Records from a data collection

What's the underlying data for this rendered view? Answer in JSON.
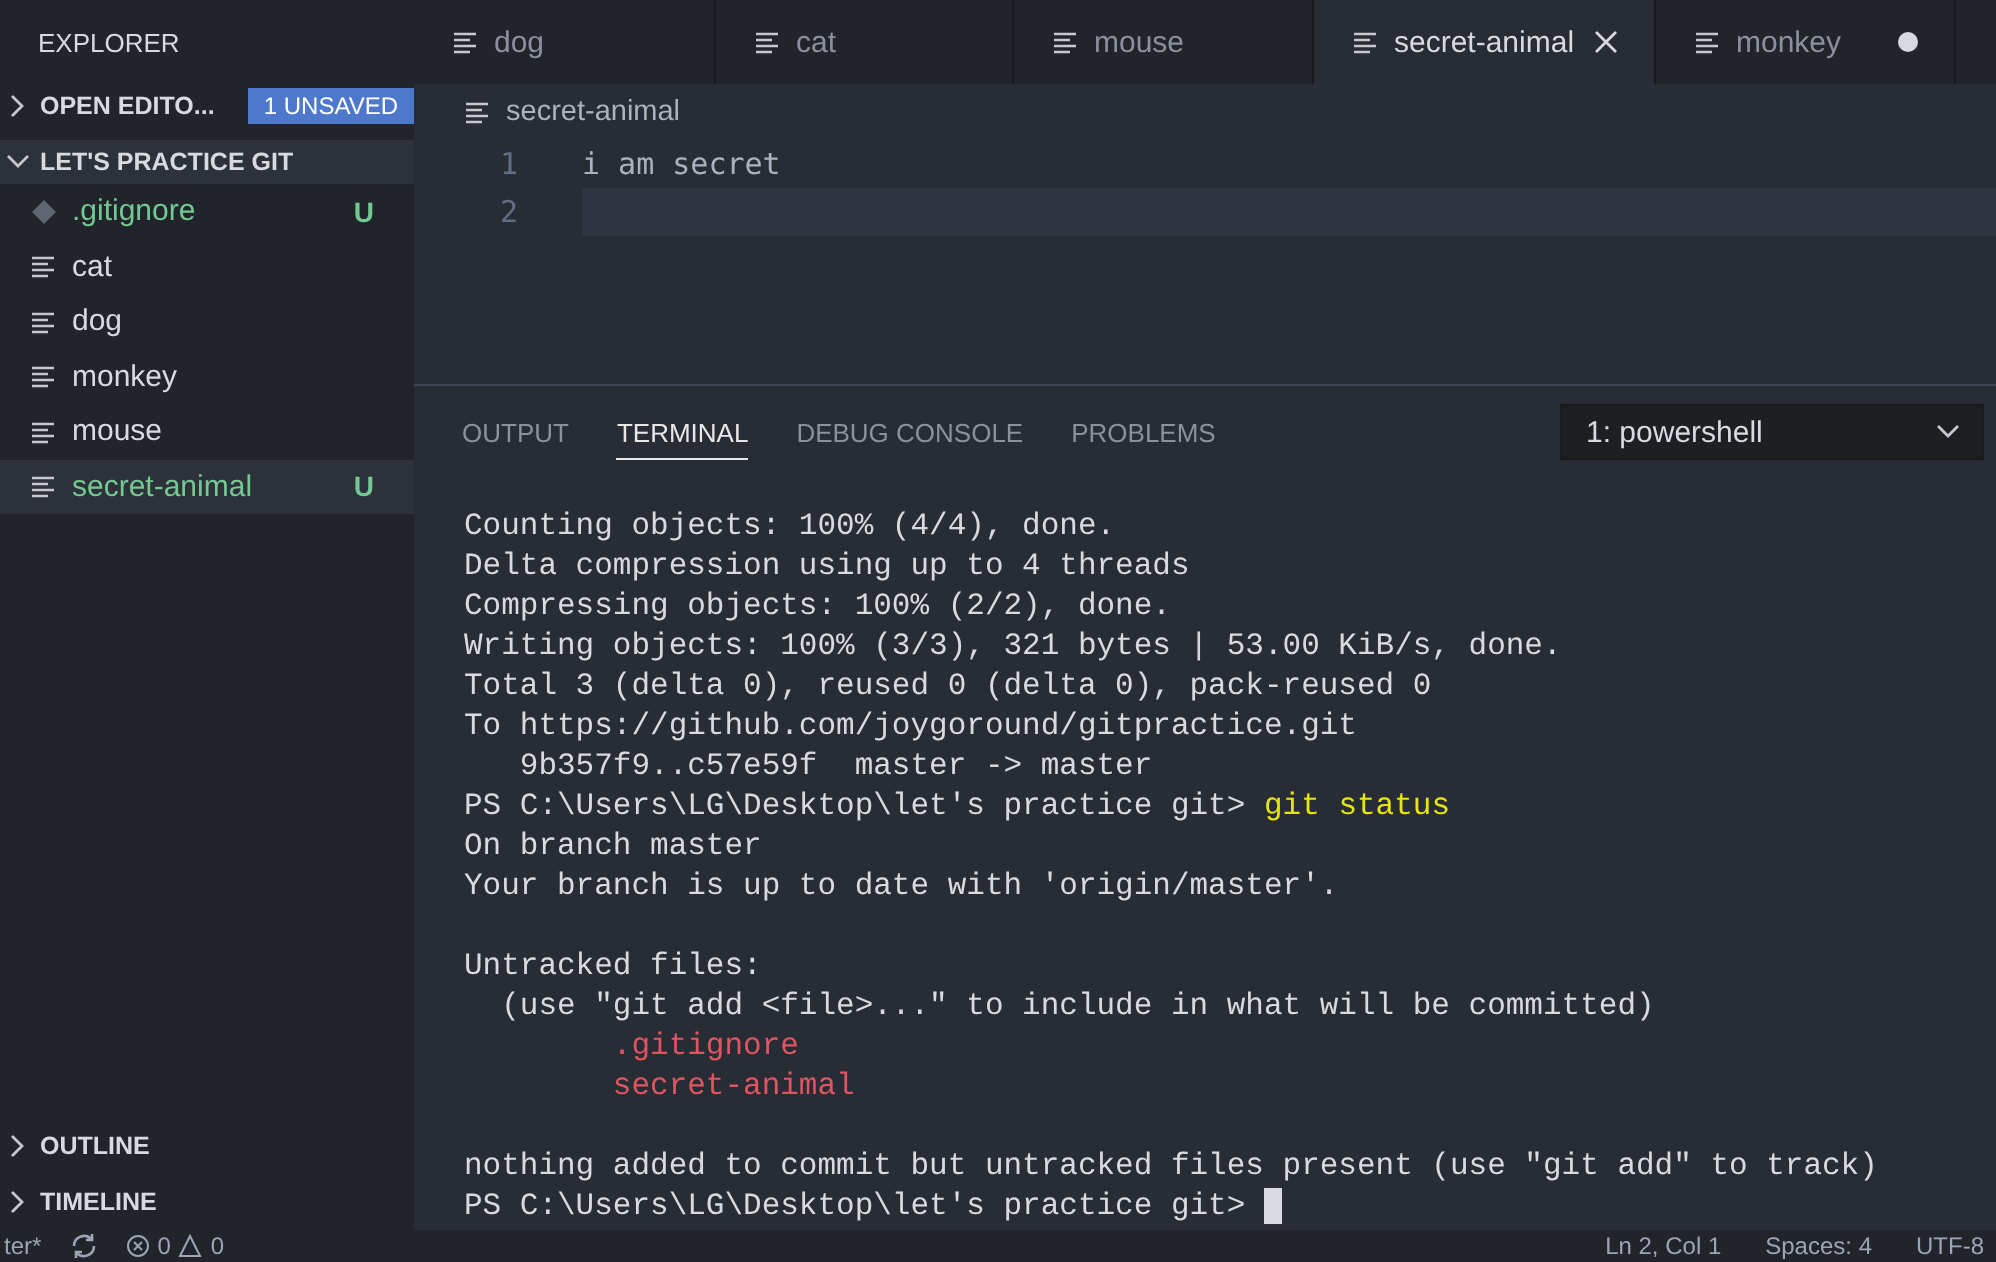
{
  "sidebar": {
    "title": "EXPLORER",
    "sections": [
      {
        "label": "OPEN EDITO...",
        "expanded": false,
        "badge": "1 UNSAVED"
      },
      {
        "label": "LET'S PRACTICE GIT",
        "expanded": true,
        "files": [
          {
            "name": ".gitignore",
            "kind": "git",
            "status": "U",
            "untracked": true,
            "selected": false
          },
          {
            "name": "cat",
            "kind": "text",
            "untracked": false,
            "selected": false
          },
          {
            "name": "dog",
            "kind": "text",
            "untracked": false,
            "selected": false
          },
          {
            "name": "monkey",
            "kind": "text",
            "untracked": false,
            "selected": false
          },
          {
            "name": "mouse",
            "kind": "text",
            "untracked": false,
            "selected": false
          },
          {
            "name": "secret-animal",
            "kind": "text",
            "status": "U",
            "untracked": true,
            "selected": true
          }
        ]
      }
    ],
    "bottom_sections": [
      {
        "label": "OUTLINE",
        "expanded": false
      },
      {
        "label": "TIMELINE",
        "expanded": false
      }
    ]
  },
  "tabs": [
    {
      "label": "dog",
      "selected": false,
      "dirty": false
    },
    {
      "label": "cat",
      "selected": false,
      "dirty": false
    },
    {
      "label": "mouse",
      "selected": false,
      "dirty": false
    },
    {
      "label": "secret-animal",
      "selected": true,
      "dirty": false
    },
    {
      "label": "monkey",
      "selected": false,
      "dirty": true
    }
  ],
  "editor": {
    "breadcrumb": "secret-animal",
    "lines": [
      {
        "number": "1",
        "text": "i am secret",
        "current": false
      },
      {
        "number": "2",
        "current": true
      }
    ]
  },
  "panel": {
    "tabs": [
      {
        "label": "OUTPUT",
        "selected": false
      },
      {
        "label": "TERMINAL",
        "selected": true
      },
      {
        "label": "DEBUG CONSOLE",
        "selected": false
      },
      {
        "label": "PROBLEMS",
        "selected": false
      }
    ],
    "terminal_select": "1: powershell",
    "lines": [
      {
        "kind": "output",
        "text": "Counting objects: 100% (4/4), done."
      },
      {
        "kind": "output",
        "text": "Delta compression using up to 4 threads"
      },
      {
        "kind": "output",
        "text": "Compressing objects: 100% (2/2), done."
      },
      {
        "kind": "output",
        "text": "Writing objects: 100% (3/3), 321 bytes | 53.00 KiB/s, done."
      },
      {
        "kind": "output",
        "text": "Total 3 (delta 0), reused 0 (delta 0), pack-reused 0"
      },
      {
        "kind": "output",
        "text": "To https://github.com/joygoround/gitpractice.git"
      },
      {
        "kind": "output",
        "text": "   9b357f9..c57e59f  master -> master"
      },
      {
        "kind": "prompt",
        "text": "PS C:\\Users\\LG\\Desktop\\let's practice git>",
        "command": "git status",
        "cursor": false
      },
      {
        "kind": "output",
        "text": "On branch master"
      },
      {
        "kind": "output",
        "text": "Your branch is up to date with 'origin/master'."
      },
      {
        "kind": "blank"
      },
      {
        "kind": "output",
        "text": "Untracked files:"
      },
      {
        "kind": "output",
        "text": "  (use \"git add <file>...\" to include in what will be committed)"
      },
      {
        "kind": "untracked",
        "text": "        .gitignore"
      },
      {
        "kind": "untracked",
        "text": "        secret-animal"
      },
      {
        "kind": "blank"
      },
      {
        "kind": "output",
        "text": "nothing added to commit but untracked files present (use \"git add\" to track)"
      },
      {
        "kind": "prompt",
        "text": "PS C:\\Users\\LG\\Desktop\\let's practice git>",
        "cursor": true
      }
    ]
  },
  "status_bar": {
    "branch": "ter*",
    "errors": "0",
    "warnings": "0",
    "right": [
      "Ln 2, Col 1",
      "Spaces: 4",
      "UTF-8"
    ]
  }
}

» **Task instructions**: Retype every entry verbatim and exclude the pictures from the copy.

» **Exercise answer**:
What's the underlying data for this rendered view? Answer in JSON.
{
  "sidebar": {
    "title": "EXPLORER",
    "sections": [
      {
        "label": "OPEN EDITO...",
        "expanded": false,
        "badge": "1 UNSAVED"
      },
      {
        "label": "LET'S PRACTICE GIT",
        "expanded": true,
        "files": [
          {
            "name": ".gitignore",
            "kind": "git",
            "status": "U",
            "untracked": true,
            "selected": false
          },
          {
            "name": "cat",
            "kind": "text",
            "untracked": false,
            "selected": false
          },
          {
            "name": "dog",
            "kind": "text",
            "untracked": false,
            "selected": false
          },
          {
            "name": "monkey",
            "kind": "text",
            "untracked": false,
            "selected": false
          },
          {
            "name": "mouse",
            "kind": "text",
            "untracked": false,
            "selected": false
          },
          {
            "name": "secret-animal",
            "kind": "text",
            "status": "U",
            "untracked": true,
            "selected": true
          }
        ]
      }
    ],
    "bottom_sections": [
      {
        "label": "OUTLINE",
        "expanded": false
      },
      {
        "label": "TIMELINE",
        "expanded": false
      }
    ]
  },
  "tabs": [
    {
      "label": "dog",
      "selected": false,
      "dirty": false
    },
    {
      "label": "cat",
      "selected": false,
      "dirty": false
    },
    {
      "label": "mouse",
      "selected": false,
      "dirty": false
    },
    {
      "label": "secret-animal",
      "selected": true,
      "dirty": false
    },
    {
      "label": "monkey",
      "selected": false,
      "dirty": true
    }
  ],
  "editor": {
    "breadcrumb": "secret-animal",
    "lines": [
      {
        "number": "1",
        "text": "i am secret",
        "current": false
      },
      {
        "number": "2",
        "current": true
      }
    ]
  },
  "panel": {
    "tabs": [
      {
        "label": "OUTPUT",
        "selected": false
      },
      {
        "label": "TERMINAL",
        "selected": true
      },
      {
        "label": "DEBUG CONSOLE",
        "selected": false
      },
      {
        "label": "PROBLEMS",
        "selected": false
      }
    ],
    "terminal_select": "1: powershell",
    "lines": [
      {
        "kind": "output",
        "text": "Counting objects: 100% (4/4), done."
      },
      {
        "kind": "output",
        "text": "Delta compression using up to 4 threads"
      },
      {
        "kind": "output",
        "text": "Compressing objects: 100% (2/2), done."
      },
      {
        "kind": "output",
        "text": "Writing objects: 100% (3/3), 321 bytes | 53.00 KiB/s, done."
      },
      {
        "kind": "output",
        "text": "Total 3 (delta 0), reused 0 (delta 0), pack-reused 0"
      },
      {
        "kind": "output",
        "text": "To https://github.com/joygoround/gitpractice.git"
      },
      {
        "kind": "output",
        "text": "   9b357f9..c57e59f  master -> master"
      },
      {
        "kind": "prompt",
        "text": "PS C:\\Users\\LG\\Desktop\\let's practice git>",
        "command": "git status",
        "cursor": false
      },
      {
        "kind": "output",
        "text": "On branch master"
      },
      {
        "kind": "output",
        "text": "Your branch is up to date with 'origin/master'."
      },
      {
        "kind": "blank"
      },
      {
        "kind": "output",
        "text": "Untracked files:"
      },
      {
        "kind": "output",
        "text": "  (use \"git add <file>...\" to include in what will be committed)"
      },
      {
        "kind": "untracked",
        "text": "        .gitignore"
      },
      {
        "kind": "untracked",
        "text": "        secret-animal"
      },
      {
        "kind": "blank"
      },
      {
        "kind": "output",
        "text": "nothing added to commit but untracked files present (use \"git add\" to track)"
      },
      {
        "kind": "prompt",
        "text": "PS C:\\Users\\LG\\Desktop\\let's practice git>",
        "cursor": true
      }
    ]
  },
  "status_bar": {
    "branch": "ter*",
    "errors": "0",
    "warnings": "0",
    "right": [
      "Ln 2, Col 1",
      "Spaces: 4",
      "UTF-8"
    ]
  }
}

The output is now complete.